The administration has recently eased the process through which web broker entities (WBEs) (i.e. online brokers) can enroll customers in Qualified Health Plans. In 2017, it eliminated the "double re-direct" which had previously made the enrollment process cumbersome. Web brokers are potentially an important distribution channel that could positively impact enrollment, and many have developed sophisticated decision support tools of their own. In fact, WBEs that can assess eligibility and directly enroll consumers in marketplace plans that may ultimately render publicly run insurance exchange platforms unnecessary. However, the growing role of web brokers raises questions about what kind of decision support environment they should be required to offer. Currently web-based brokers are required to display information about all marketplace plans. Yet they are not required to sell or display any of the plans offered outside the exchange. Additionally, some WBEs sell both ACA-compliant and non-compliant plans, and may receive higher commissions for the latter, potentially providing them with incentives to steer customers out of the ACA risk pool. This trend could accelerate with the elimination of the mandate in 2019. Private web-based brokers will likely be involved increasingly in helping consumers make health insurance choices where publicly funded tax credits are involved. Tom Baker and Benedict Dellaert, writing in the Iowa Law Review, have studied the opportunities and challenges posed by this new class of financial intermediaries, and the capacities that regulators may need to develop.
The potential growth opportunity for non-compliant plans also has implications for consumer decision support. At present, most states permit some sale of limited coverage or short-term plans, with varying degrees of oversight, while a small number ban them completely. Proposed rules would allow short-term plans to have a duration of 364 days instead of the current 90, potentially widening their appeal. The National Association of Insurance Commissioners noted in a 2016 comment letter that many consumers bought short-term plans without truly understanding how they worked. They suggested that disclosure language warning consumers about the limitations of these plans was important, and that it should be provided by states. The potential growth of association plans creates additional opportunities for consumer education. As the individual market becomes more complex, state insurance regulators will play an increasingly important role in shaping the consumer experience, by regulating which plans can be sold, setting standards for brokers and agents, and by directly informing consumers about their choices.

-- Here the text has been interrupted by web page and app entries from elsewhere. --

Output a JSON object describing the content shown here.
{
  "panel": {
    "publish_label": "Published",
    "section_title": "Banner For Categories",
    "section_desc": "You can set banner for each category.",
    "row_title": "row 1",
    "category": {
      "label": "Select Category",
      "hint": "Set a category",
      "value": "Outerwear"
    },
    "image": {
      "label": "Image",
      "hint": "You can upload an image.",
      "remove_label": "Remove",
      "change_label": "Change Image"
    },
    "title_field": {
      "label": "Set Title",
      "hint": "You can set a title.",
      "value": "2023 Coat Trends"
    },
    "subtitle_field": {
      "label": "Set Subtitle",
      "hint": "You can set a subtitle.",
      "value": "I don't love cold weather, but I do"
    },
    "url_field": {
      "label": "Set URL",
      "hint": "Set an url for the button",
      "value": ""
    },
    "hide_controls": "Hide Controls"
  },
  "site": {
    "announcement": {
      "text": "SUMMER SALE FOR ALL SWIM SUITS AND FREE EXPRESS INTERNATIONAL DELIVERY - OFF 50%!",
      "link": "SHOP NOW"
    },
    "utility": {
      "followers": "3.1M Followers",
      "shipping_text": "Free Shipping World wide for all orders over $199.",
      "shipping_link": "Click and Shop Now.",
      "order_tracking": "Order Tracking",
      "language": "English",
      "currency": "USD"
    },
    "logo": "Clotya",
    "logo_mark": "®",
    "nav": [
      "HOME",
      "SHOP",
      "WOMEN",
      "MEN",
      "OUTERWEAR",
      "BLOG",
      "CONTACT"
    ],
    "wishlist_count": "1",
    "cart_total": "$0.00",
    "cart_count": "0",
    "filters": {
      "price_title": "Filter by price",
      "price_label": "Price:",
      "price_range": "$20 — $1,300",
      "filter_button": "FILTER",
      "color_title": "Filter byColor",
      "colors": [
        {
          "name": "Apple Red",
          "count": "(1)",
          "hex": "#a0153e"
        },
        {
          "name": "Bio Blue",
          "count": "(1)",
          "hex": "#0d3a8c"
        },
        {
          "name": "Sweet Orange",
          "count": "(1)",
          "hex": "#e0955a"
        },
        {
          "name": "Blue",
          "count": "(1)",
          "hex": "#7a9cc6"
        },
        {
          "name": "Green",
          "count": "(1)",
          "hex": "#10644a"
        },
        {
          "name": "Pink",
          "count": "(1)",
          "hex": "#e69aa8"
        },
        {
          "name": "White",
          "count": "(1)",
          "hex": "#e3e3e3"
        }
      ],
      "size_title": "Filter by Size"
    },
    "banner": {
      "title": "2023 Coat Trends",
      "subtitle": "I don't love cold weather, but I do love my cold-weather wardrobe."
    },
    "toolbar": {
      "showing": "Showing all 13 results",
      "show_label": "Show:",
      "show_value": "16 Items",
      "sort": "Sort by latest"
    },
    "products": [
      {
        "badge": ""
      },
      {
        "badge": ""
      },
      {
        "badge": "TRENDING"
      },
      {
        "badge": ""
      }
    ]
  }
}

Acknowledgements: Joel Ario provided helpful comments, and John Palatucci of Rutgers University provided research assistance.